Task brief
Search the data below for the string "over". Extract every line that contains it.

(Data to process Opens)

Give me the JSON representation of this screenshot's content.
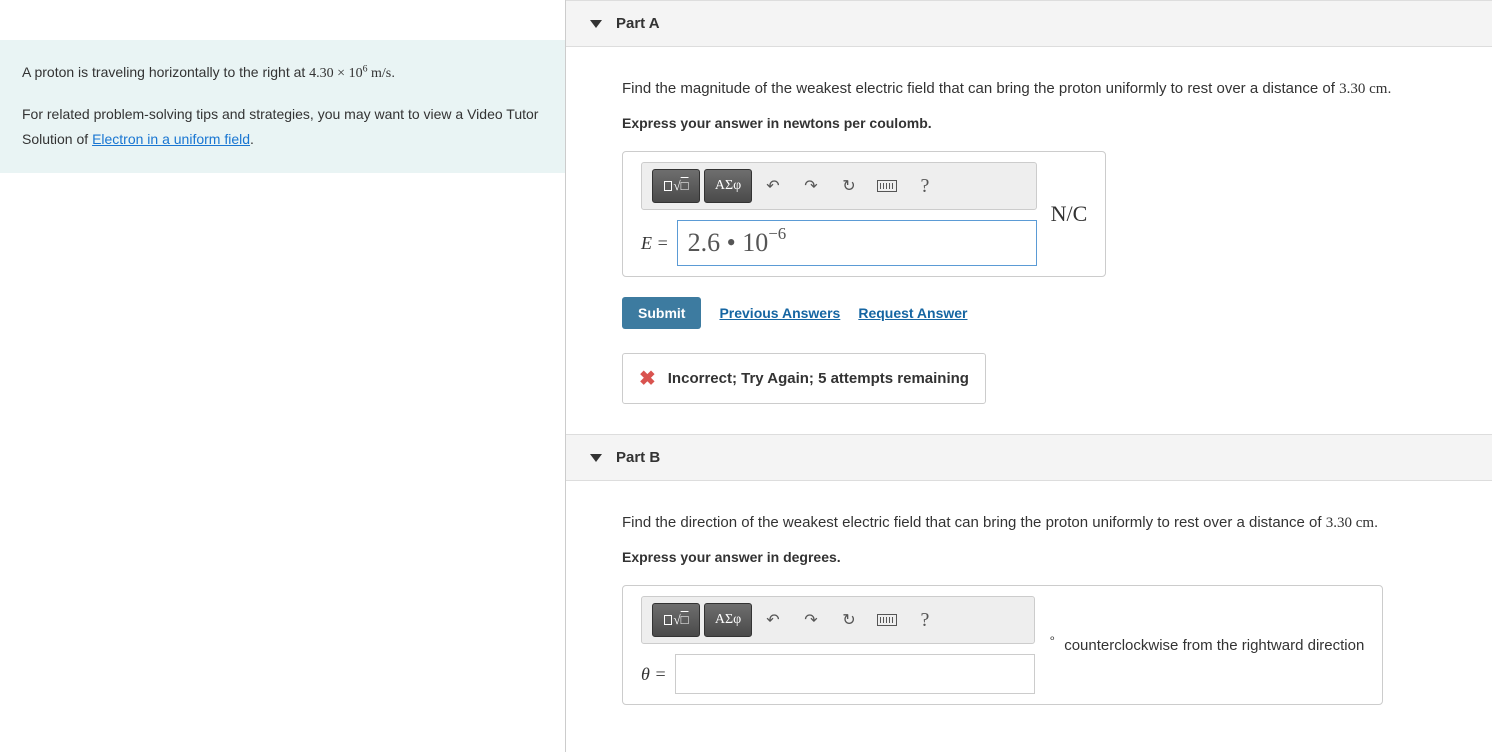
{
  "problem": {
    "text_before": "A proton is traveling horizontally to the right at ",
    "value_html": "4.30 × 10⁶ m/s",
    "text_after": ".",
    "tip_text": "For related problem-solving tips and strategies, you may want to view a Video Tutor Solution of ",
    "link_text": "Electron in a uniform field",
    "link_after": "."
  },
  "partA": {
    "title": "Part A",
    "question_before": "Find the magnitude of the weakest electric field that can bring the proton uniformly to rest over a distance of ",
    "distance": "3.30 cm",
    "question_after": ".",
    "instruction": "Express your answer in newtons per coulomb.",
    "symbols_btn": "ΑΣφ",
    "template_btn": "√",
    "eq_label": "E =",
    "input_value": "2.6 • 10⁻⁶",
    "unit": "N/C",
    "submit": "Submit",
    "prev_answers": "Previous Answers",
    "request_answer": "Request Answer",
    "feedback": "Incorrect; Try Again; 5 attempts remaining"
  },
  "partB": {
    "title": "Part B",
    "question_before": "Find the direction of the weakest electric field that can bring the proton uniformly to rest over a distance of ",
    "distance": "3.30 cm",
    "question_after": ".",
    "instruction": "Express your answer in degrees.",
    "symbols_btn": "ΑΣφ",
    "eq_label": "θ =",
    "input_value": "",
    "unit_sup": "∘",
    "trail": "counterclockwise from the rightward direction"
  }
}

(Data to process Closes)

Answer space
    "question_before": "Find the magnitude of the weakest electric field that can bring the proton uniformly to rest over a distance of ",
    "question_before": "Find the direction of the weakest electric field that can bring the proton uniformly to rest over a distance of ",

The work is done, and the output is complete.